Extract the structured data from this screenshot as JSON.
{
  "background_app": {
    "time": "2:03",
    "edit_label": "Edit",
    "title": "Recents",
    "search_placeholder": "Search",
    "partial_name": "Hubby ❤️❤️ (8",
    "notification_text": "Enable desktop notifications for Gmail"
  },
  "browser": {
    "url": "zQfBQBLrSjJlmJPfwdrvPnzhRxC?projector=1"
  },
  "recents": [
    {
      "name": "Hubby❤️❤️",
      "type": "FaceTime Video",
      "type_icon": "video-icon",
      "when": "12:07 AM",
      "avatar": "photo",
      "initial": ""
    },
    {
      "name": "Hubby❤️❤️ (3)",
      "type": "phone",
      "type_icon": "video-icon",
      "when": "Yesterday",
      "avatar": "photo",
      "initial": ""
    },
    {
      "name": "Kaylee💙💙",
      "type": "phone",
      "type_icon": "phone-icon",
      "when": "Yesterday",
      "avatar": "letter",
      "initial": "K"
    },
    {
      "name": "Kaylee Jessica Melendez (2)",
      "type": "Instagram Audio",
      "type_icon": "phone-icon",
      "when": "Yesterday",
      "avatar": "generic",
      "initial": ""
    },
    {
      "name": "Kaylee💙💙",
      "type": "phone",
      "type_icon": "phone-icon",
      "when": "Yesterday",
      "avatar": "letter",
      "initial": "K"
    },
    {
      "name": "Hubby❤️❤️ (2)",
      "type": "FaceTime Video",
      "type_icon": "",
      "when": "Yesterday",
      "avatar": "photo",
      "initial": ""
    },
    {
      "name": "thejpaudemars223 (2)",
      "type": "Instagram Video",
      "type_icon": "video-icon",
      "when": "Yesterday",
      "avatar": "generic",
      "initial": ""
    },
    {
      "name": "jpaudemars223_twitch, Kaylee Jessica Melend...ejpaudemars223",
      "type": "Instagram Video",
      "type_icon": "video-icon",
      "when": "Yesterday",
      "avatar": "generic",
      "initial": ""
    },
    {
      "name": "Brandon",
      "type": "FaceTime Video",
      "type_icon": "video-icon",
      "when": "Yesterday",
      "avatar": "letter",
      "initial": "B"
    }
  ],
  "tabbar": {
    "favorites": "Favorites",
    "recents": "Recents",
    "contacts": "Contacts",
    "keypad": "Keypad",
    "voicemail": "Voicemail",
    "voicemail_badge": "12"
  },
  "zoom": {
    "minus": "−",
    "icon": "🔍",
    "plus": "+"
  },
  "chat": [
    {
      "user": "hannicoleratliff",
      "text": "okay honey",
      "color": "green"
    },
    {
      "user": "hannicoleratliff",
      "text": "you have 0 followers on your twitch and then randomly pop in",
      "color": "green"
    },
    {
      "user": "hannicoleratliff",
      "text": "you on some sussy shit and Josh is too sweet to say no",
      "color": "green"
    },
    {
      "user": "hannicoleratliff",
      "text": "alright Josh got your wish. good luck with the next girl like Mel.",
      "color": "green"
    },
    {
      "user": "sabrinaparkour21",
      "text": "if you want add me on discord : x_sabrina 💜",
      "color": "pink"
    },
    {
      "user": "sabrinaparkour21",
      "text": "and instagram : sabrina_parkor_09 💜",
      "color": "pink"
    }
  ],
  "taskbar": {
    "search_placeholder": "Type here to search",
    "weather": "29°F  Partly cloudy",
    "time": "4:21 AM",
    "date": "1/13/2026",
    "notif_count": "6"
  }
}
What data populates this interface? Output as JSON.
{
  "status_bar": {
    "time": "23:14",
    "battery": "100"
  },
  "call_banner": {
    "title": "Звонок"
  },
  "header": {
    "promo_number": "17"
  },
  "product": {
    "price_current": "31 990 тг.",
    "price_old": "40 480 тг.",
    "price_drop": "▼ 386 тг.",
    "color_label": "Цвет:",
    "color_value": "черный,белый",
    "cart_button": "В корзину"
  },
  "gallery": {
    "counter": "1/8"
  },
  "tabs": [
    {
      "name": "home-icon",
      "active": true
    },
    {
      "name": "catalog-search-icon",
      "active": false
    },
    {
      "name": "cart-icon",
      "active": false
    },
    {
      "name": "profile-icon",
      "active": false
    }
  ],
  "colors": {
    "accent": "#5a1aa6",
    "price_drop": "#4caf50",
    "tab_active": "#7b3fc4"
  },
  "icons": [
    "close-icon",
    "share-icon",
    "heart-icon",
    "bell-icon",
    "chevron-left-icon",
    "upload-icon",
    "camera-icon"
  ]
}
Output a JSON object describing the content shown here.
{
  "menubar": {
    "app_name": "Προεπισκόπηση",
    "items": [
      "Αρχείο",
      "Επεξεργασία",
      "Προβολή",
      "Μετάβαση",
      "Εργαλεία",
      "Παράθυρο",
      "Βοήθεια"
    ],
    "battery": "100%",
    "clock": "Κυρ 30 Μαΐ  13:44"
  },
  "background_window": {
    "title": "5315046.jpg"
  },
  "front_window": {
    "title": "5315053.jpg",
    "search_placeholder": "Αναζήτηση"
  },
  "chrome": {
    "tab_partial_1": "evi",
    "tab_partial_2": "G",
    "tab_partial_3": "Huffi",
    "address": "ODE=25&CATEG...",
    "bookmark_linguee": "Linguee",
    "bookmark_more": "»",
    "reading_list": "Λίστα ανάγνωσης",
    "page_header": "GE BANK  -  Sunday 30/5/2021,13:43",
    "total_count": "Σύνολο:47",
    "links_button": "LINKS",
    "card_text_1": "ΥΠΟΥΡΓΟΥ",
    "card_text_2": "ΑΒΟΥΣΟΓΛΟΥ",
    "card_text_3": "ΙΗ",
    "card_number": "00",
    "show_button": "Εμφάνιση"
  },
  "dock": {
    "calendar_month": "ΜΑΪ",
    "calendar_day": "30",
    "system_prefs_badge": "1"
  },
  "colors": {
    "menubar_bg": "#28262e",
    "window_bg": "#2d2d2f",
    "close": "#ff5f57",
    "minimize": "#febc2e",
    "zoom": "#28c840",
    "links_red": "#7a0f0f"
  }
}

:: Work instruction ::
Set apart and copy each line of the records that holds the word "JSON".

:: Task result ::
Extract the structured data from this screenshot as JSON.
What data populates this interface? Output as JSON.
Output a JSON object describing the content shown here.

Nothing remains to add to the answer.